Being a fan of beads, I am often fascinated by the use of beads as decoration on the clothing portrayed in many portraits I look at for inspiration for my garb. Trims have been enhanced by simply adding beads of all different shapes and sizes and take the plain to the beautiful.
My particular costuming interest lies in late 16th century Italy, and the portraiture of the time shows many examples of applied beading.
This portrait by Francesco Montemezzano, 1580, shows a noblewoman. Her gown has beading along the top of the front of her bodice and her falling ruff partlet shows clusters of beads along the front and shoulders.
In an earlier example a young girls gown has pearls and a gem applied to her bodice.
In my costuming I have very often found that by applying beadwork the garment can be transformed.
I have provided a few of my pieces to display this concept. The Blue Velveteen gown with gold sleeves has acrylic pearls added to the sleeves to highlight the lattice pattern and beaded trim to the bodice. The trim is also edged with a string of pearls along it’s edges to further bring out the decoration.
The green gown has been decorated by the use of a gold lace, overlaid by a green velvet ribbon. Along each side is a string of pearls. Along the ribbon are rhinestone buttons, green glass beads and more pearls. The pearl string continues around the shoulder frills and around the cuffs. The falling ruff which accompanies this dress has had clusters of gold mini sequins and woven buttons added to the neckline and the lace edging highlighted by the addition of pearls.
A simple sheer partlet has simply had the lacelike edging enhanced by the edging of pearls.
Even accessories show that beading has been added.
I have recently made a version of this hat, and beaded it in a similar fashion to the portrait. However I am still to add the plume.
In the 16th century all the beading would have been real pearls, or semi-precious stones, however due to the high costs involved and my lack of budget, I have used acrylic beads. I hand sew all the beads onto the costumes. The strings of pearls are sewn in between each pearls to ensure there is no bulging or gaping. It does take quite a conserable amount of time to apply the tims and pearls but I think they add to the general splendour of the pieces.
- Arnold, Janet
Patterns of Fashion
MacMillan, London, 1985. ISBN: 0-333-38284-6
- Orsi Landini, Roberta & Niccoli, Bruna
La Moda a Fiorenze 1540-1580
Pagliai Polistampa, Firenze, 2005. ISBN: 88-8304-867-9
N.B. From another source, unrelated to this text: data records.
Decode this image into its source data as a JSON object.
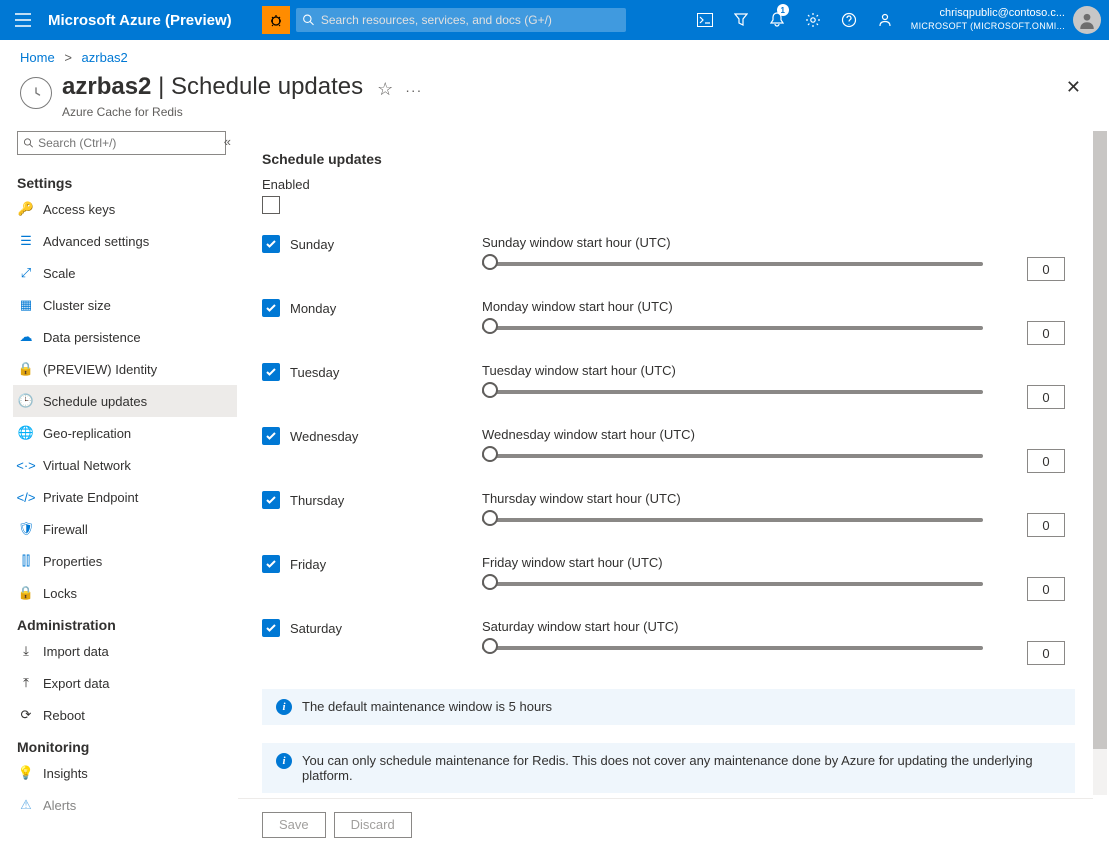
{
  "topbar": {
    "brand": "Microsoft Azure (Preview)",
    "search_placeholder": "Search resources, services, and docs (G+/)",
    "notification_count": "1",
    "user_email": "chrisqpublic@contoso.c...",
    "user_tenant": "MICROSOFT (MICROSOFT.ONMI..."
  },
  "breadcrumb": {
    "home": "Home",
    "current": "azrbas2"
  },
  "page": {
    "resource": "azrbas2",
    "section": "Schedule updates",
    "subtitle": "Azure Cache for Redis"
  },
  "sidebar": {
    "search_placeholder": "Search (Ctrl+/)",
    "sections": {
      "settings": "Settings",
      "administration": "Administration",
      "monitoring": "Monitoring"
    },
    "items": {
      "access_keys": "Access keys",
      "advanced": "Advanced settings",
      "scale": "Scale",
      "cluster": "Cluster size",
      "persistence": "Data persistence",
      "identity": "(PREVIEW) Identity",
      "schedule": "Schedule updates",
      "geo": "Geo-replication",
      "vnet": "Virtual Network",
      "private_ep": "Private Endpoint",
      "firewall": "Firewall",
      "properties": "Properties",
      "locks": "Locks",
      "import": "Import data",
      "export": "Export data",
      "reboot": "Reboot",
      "insights": "Insights",
      "alerts": "Alerts"
    }
  },
  "content": {
    "heading": "Schedule updates",
    "enabled_label": "Enabled",
    "days": [
      {
        "name": "Sunday",
        "label": "Sunday window start hour (UTC)",
        "value": "0"
      },
      {
        "name": "Monday",
        "label": "Monday window start hour (UTC)",
        "value": "0"
      },
      {
        "name": "Tuesday",
        "label": "Tuesday window start hour (UTC)",
        "value": "0"
      },
      {
        "name": "Wednesday",
        "label": "Wednesday window start hour (UTC)",
        "value": "0"
      },
      {
        "name": "Thursday",
        "label": "Thursday window start hour (UTC)",
        "value": "0"
      },
      {
        "name": "Friday",
        "label": "Friday window start hour (UTC)",
        "value": "0"
      },
      {
        "name": "Saturday",
        "label": "Saturday window start hour (UTC)",
        "value": "0"
      }
    ],
    "info1": "The default maintenance window is 5 hours",
    "info2": "You can only schedule maintenance for Redis. This does not cover any maintenance done by Azure for updating the underlying platform.",
    "save": "Save",
    "discard": "Discard"
  }
}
- Bestetti, Carlo
Abbigliamento e Costume Nella Pittura Italiana – Rinascimento
Edizioni d’Arte. Roma.
- Vecellio, Cesare
Habiti Antichi et Moderni Clothing of the Renaissance World: Europe – Asia – Africa – The Americas
republished 2008.ISBN: 978-0500514269